## Task instructions
Could you give the number of lines in the entries below that contain the word "alias"? Only the number is wanted.

____ Supplied material

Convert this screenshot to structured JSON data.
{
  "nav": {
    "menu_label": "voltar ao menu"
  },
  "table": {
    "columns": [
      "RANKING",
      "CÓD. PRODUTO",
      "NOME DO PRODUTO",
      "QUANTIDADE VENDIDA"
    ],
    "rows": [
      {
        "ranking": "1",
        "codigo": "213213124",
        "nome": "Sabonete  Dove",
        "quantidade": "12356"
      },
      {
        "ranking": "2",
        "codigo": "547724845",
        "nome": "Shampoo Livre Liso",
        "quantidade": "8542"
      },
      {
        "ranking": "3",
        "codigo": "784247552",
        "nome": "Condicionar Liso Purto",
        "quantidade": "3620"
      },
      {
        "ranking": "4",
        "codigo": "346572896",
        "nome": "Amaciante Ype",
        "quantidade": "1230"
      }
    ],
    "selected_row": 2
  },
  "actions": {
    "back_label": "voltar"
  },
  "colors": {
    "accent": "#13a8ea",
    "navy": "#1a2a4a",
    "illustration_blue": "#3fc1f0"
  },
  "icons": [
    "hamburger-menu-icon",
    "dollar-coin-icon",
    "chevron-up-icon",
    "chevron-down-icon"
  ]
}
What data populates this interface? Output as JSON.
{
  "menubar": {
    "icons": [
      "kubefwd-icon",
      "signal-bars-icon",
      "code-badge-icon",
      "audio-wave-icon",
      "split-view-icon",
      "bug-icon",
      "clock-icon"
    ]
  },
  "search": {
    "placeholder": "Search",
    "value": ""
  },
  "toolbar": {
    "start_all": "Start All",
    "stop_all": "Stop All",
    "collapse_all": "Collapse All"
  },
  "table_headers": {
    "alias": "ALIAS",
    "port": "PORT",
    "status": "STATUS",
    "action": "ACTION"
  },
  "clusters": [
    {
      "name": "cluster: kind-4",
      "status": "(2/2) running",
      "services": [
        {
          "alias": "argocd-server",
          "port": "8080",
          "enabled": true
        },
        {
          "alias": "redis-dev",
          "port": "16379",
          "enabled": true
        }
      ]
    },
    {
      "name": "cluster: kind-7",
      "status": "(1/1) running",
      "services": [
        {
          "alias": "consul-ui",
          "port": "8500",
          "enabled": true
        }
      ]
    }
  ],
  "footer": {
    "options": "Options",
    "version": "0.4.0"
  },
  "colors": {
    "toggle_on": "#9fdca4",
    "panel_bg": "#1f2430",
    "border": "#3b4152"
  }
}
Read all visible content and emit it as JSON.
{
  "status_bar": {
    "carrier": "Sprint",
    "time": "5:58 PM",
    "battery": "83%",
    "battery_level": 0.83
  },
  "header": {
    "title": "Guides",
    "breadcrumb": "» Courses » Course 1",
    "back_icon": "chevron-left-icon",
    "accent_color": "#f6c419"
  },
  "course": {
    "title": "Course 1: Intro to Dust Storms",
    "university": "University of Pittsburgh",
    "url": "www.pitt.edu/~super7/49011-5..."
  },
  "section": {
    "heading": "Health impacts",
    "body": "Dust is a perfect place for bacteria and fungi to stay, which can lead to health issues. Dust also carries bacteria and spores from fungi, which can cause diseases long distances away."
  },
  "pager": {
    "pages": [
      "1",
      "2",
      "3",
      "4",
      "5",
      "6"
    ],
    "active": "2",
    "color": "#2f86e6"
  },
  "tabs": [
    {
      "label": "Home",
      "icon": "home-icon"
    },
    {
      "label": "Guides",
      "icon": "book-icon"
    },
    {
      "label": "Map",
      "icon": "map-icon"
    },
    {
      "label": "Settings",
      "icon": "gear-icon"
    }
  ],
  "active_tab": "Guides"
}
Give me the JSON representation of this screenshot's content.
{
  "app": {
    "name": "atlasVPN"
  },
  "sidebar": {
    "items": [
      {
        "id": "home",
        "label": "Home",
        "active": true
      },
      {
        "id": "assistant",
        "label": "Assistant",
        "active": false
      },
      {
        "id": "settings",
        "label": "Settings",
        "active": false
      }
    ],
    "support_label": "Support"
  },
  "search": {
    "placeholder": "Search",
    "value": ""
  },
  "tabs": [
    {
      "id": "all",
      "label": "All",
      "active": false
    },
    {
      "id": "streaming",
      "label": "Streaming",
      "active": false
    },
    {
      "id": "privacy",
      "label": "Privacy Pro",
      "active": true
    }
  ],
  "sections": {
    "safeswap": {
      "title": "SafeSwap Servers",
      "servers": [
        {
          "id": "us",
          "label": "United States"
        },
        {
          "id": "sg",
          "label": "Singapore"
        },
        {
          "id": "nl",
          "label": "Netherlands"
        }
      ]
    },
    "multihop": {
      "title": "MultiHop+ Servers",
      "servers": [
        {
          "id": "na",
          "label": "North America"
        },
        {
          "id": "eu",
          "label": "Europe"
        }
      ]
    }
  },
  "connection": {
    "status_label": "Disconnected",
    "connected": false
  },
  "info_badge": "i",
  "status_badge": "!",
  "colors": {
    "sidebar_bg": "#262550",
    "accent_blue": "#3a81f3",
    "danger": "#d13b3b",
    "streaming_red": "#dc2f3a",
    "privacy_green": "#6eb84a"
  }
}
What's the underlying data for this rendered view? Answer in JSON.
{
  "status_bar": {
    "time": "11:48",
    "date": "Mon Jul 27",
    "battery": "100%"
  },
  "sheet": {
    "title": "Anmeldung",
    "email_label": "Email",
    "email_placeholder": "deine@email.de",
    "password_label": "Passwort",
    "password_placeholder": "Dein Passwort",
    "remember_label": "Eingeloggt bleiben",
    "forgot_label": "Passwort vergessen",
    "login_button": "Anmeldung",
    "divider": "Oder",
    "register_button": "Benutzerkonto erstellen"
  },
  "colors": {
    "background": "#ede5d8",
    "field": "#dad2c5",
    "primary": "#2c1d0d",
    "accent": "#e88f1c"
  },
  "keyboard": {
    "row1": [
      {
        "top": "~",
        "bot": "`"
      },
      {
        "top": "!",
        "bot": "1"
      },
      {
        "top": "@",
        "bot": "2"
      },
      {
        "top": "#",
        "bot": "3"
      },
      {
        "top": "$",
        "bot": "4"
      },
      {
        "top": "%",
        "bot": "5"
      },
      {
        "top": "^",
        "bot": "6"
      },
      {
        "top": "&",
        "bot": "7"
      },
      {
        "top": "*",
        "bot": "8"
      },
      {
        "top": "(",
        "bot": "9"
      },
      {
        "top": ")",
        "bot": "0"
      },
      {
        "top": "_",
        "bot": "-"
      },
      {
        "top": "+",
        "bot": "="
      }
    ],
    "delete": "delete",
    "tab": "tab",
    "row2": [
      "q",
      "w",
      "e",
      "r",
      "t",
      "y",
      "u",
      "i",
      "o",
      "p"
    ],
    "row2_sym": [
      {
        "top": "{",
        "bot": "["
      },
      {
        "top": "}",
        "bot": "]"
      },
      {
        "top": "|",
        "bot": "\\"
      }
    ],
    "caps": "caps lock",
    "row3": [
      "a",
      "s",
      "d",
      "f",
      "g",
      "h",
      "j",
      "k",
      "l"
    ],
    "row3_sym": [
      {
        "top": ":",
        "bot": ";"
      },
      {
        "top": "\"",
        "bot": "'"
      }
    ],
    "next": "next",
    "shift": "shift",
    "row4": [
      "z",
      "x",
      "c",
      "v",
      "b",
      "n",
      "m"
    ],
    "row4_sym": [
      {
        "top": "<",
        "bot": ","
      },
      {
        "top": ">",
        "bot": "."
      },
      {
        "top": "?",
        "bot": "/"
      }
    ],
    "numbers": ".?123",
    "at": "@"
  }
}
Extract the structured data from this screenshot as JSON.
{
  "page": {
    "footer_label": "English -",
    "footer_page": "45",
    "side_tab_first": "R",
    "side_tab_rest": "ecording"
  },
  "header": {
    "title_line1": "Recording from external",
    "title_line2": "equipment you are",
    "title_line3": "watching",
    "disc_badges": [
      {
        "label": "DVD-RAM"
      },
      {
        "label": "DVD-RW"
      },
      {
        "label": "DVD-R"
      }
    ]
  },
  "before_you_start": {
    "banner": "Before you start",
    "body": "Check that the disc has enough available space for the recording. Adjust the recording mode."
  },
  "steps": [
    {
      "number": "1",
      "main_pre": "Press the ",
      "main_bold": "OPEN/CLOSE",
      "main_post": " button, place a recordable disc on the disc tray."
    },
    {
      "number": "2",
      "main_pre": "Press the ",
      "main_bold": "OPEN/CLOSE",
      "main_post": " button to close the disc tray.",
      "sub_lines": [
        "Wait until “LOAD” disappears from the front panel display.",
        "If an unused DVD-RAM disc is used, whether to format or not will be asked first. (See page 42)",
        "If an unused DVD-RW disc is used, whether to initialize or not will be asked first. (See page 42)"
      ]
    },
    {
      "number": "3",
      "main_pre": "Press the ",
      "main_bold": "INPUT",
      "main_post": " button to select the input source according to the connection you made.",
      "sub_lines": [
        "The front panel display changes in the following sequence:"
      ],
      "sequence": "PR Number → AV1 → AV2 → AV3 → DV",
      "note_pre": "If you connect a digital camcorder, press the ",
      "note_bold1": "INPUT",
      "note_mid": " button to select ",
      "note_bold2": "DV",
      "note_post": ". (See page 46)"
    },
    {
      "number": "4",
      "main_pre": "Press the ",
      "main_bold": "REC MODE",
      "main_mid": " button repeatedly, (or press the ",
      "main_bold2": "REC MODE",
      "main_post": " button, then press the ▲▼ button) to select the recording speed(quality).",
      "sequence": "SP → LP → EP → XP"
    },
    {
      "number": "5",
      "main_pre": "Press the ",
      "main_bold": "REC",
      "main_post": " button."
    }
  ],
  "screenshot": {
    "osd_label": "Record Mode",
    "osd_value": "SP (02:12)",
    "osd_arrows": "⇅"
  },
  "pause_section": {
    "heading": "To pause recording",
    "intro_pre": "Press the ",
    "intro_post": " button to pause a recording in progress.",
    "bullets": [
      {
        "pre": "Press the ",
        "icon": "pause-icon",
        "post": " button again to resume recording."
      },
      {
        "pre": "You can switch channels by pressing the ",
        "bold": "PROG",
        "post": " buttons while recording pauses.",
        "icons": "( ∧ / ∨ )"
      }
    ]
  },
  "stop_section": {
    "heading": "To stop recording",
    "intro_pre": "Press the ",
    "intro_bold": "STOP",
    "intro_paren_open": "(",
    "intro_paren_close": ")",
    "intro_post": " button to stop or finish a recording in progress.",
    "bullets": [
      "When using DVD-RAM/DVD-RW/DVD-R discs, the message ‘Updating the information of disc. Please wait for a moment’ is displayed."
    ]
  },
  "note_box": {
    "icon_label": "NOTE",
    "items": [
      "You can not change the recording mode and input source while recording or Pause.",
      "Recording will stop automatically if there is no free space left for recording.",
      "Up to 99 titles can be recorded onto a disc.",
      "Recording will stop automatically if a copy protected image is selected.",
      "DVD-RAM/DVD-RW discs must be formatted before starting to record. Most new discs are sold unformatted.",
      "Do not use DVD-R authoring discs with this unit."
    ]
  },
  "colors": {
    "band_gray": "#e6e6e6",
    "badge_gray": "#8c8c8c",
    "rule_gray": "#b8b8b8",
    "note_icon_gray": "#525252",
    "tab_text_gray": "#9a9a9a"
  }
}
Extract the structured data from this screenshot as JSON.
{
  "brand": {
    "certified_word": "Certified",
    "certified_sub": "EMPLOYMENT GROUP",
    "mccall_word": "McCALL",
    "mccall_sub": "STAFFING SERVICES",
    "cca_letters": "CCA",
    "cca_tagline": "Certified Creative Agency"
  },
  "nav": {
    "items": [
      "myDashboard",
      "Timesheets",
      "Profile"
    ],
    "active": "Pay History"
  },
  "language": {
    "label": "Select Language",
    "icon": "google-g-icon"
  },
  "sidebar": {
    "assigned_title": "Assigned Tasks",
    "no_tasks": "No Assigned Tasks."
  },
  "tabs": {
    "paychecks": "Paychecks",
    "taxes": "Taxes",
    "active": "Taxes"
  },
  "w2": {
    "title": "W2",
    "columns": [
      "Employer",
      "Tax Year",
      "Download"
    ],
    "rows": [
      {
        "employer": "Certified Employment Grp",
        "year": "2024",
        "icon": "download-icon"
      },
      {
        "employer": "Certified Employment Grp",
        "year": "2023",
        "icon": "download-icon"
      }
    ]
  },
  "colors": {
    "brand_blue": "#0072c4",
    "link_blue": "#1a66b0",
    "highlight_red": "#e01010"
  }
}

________

## Solved problem
4